***** Data for this exercise *****

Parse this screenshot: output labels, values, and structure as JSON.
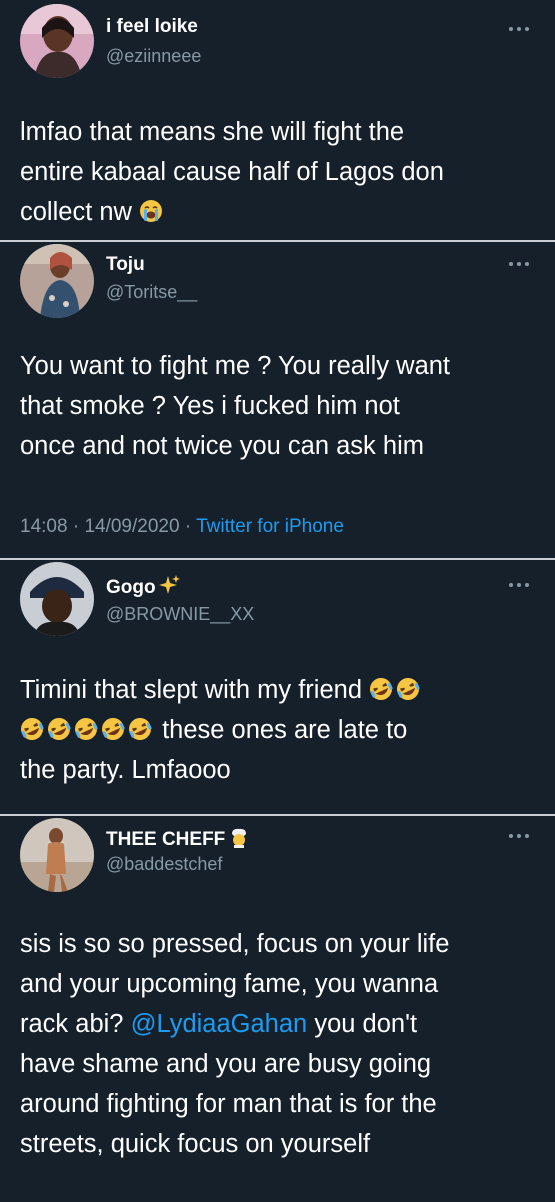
{
  "tweets": [
    {
      "name": "i feel loike",
      "handle": "@eziinneee",
      "menu_icon": "more-options-icon",
      "lines": [
        "lmfao that means she will fight the",
        "entire kabaal cause half of Lagos don",
        "collect nw"
      ],
      "emoji": "loudly-crying-face"
    },
    {
      "name": "Toju",
      "handle": "@Toritse__",
      "lines": [
        "You want to fight me ? You really want",
        "that smoke ? Yes i fucked him not",
        "once and not twice you can ask him"
      ],
      "time": "14:08",
      "date": "14/09/2020",
      "separator": "·",
      "source": "Twitter for iPhone"
    },
    {
      "name": "Gogo",
      "name_emoji": "sparkles",
      "handle": "@BROWNIE__XX",
      "lines": [
        "Timini that slept with my friend",
        "these ones are late to",
        "the party. Lmfaooo"
      ],
      "emoji": "rolling-on-floor-laughing"
    },
    {
      "name": "THEE CHEFF",
      "name_emoji": "cook",
      "handle": "@baddestchef",
      "lines_before_mention": [
        "sis is so so pressed, focus on your life",
        "and your upcoming fame, you wanna",
        "rack abi?"
      ],
      "mention": "@LydiaaGahan",
      "mention_tail": "you don't",
      "lines_after_mention": [
        "have shame and you are busy going",
        "around fighting for man that is for the",
        "streets, quick focus on yourself"
      ]
    }
  ],
  "colors": {
    "background": "#15202b",
    "text": "#ffffff",
    "secondary": "#8899a6",
    "link": "#1d9bf0",
    "divider": "#c9cdd1"
  }
}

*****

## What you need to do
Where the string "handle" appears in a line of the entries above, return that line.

## Answer for this exercise
      "handle": "@eziinneee",
      "handle": "@Toritse__",
      "handle": "@BROWNIE__XX",
      "handle": "@baddestchef",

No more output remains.